Julio Martin, Ph.D., manager of ultra-HTS, molecular discovery research at GlaxoSmithKline, believes that label-free sensors hold promise for filling significant gaps in the drug discovery process. Dr. Martin commented that, while “the explosion of genomics in the 90s was expected to generate an abundant supply of new targets amenable to high-throughput screening assays, the delivery has not lived up to the high expectations.”
Dr. Martin imagines a simple technological platform that enables testing any target for hit identification in a similar generic fashion, for instance, through direct binding of compounds to protein. At the same time, the platform should be testing those same compounds in a more complex biological setting that closely resembles the native system, for example in a primary cell line. “This is what label-free can offer,” said Dr. Martin.
Optical resonance grating sensors in particular, according to Dr. Martin, have proven to be versatile platforms that can detect simple binding events between small compounds and biomolecular targets to complex phenotypic changes in nonengineered cells.
Optical index of refraction platforms offer a fundamental advantage because they do not require a direct electrical connection between the excitation source, the detection transducer, and the transducer surface (i.e., the sensor). “Optical biosensors and corresponding detectors can be designed to allow measurement of images with resolution of a few microns, that is, an area as small as 1 cm2 can be used to perform several hundred parallel determinations,” he explained.

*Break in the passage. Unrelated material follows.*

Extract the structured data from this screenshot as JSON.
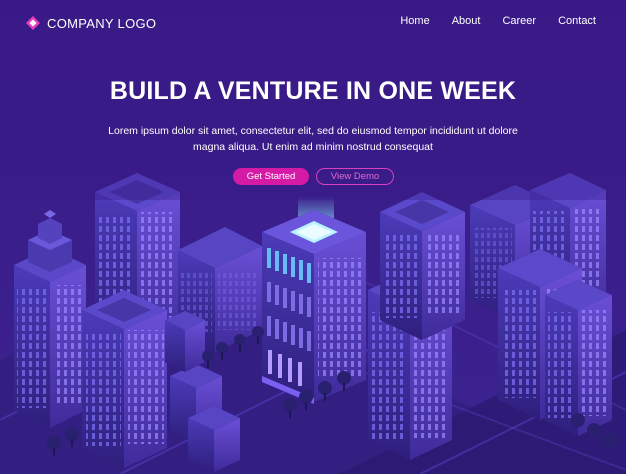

Dr. Martin added that “optical biosensors fulfill all the requirements for adoption as a label-free, universal drug discovery platform because they are amenable to high throughput that is rapid, robust, and relatively inexpensive and that can assess large numbers of compounds in a single independent experiment.”
Serial G-protein coupled receptor activation, Dr. Martin said, is particularly suited to optical label-free assay because G-proteins constitute the most abundant target class for current drug therapeutics and attract a significant part of the drug discovery efforts in pharma. Both native cells expressing endogenous GPCRs and cells overexpressing one particular receptor have been monitored by optical grating sensors in response.
“Distinct temporal fingerprints are exhibited,” he continued “that seem to be characteristic of the particular receptor coupling pathways triggered by each ligand on a determined cellular background. Optical label-free assays allow the possibility of studying agonist trafficking in any cellular background, including native primary cells, without additional experimental complications other than cell handling. The key is having a strategy and tools to deconvolute the combination of signatures. Deciphering the signature encrypted in a temporal response may be the Rosetta stone of cellular label-free.”